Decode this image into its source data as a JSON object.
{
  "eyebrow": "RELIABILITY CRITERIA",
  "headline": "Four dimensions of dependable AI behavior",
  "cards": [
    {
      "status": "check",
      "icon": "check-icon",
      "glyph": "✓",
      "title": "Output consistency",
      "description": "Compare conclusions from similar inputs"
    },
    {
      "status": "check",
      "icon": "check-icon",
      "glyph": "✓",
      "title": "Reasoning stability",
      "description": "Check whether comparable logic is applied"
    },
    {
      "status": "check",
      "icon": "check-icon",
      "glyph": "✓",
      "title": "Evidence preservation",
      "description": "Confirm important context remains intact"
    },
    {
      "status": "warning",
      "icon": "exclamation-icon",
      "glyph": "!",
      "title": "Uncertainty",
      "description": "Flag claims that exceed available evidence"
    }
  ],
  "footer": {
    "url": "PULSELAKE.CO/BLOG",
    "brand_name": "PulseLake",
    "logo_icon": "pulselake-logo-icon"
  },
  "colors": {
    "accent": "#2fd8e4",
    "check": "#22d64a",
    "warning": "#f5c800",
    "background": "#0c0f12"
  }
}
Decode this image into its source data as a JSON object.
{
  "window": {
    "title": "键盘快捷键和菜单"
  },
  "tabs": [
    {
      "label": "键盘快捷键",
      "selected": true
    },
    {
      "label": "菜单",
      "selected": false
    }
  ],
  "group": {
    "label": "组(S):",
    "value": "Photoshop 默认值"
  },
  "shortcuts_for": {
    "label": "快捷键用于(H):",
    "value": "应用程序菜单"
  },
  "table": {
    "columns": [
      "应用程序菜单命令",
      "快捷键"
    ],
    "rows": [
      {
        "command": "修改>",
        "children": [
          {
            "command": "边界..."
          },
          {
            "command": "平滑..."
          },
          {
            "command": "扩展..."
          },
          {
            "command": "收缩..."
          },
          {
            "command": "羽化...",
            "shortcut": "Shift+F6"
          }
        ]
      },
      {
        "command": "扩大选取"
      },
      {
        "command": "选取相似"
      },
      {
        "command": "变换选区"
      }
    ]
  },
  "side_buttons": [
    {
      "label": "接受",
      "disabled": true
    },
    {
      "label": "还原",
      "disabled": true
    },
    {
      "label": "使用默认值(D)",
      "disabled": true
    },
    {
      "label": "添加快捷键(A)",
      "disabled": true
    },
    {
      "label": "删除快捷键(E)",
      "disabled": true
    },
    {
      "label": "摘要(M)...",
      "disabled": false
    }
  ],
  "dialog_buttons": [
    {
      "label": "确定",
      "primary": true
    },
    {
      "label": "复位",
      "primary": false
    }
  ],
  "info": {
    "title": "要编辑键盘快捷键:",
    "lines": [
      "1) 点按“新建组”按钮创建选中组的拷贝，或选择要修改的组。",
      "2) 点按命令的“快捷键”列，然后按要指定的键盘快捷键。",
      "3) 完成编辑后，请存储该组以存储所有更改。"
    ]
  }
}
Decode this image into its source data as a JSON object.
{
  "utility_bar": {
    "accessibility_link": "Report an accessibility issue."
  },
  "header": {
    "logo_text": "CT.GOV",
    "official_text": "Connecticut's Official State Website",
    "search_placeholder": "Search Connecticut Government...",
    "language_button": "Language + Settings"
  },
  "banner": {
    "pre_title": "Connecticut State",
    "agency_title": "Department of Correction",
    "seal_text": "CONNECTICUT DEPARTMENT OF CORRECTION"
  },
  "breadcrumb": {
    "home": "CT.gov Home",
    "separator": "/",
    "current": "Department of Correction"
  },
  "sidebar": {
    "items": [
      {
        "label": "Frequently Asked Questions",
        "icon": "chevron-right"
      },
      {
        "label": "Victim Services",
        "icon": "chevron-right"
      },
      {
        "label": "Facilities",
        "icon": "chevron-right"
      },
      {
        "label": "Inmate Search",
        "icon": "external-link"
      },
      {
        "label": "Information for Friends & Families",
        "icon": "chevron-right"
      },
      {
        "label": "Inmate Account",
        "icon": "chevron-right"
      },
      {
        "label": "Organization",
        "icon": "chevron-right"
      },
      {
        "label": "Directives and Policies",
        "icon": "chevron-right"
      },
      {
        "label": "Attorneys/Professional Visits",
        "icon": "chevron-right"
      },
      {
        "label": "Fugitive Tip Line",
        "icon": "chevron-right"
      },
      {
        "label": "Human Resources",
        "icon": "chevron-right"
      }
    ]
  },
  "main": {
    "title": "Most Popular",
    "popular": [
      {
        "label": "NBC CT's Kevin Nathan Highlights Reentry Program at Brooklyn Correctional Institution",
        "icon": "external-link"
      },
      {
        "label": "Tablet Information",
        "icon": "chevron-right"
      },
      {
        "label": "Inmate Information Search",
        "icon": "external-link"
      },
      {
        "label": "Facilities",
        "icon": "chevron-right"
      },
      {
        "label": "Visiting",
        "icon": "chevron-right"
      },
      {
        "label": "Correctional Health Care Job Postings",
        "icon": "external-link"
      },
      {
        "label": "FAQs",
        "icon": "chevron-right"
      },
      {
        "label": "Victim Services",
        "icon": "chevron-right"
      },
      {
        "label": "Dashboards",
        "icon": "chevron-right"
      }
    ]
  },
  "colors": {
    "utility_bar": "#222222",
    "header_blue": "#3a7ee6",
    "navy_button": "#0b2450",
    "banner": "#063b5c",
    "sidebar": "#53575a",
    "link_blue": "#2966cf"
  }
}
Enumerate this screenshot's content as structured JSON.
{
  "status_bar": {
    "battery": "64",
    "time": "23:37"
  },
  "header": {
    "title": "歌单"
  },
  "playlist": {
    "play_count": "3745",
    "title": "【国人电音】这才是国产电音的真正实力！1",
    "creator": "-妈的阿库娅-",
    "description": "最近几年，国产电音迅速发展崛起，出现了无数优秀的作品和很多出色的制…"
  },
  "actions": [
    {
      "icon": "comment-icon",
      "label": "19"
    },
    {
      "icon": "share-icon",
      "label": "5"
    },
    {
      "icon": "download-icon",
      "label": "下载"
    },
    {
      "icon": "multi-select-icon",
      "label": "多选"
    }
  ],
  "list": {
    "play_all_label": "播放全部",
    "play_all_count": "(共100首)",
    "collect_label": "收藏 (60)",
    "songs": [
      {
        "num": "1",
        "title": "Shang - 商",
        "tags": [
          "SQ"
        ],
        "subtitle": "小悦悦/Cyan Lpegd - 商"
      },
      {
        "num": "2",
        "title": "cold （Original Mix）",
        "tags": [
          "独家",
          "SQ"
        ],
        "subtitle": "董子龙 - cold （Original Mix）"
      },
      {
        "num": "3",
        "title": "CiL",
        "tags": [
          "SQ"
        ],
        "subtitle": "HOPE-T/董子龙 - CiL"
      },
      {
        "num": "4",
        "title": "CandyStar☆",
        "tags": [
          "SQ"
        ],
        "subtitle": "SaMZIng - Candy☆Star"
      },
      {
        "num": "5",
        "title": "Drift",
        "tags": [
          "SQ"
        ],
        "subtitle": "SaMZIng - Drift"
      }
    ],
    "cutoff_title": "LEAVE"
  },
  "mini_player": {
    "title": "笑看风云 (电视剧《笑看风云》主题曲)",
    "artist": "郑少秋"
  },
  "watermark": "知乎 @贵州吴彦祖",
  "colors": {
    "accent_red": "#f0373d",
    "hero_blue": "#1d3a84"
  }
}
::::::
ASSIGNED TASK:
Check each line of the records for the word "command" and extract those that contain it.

YOUR SOLUTION:
        "command": "修改>",
            "command": "边界..."
            "command": "平滑..."
            "command": "扩展..."
            "command": "收缩..."
            "command": "羽化...",
        "command": "扩大选取"
        "command": "选取相似"
        "command": "变换选区"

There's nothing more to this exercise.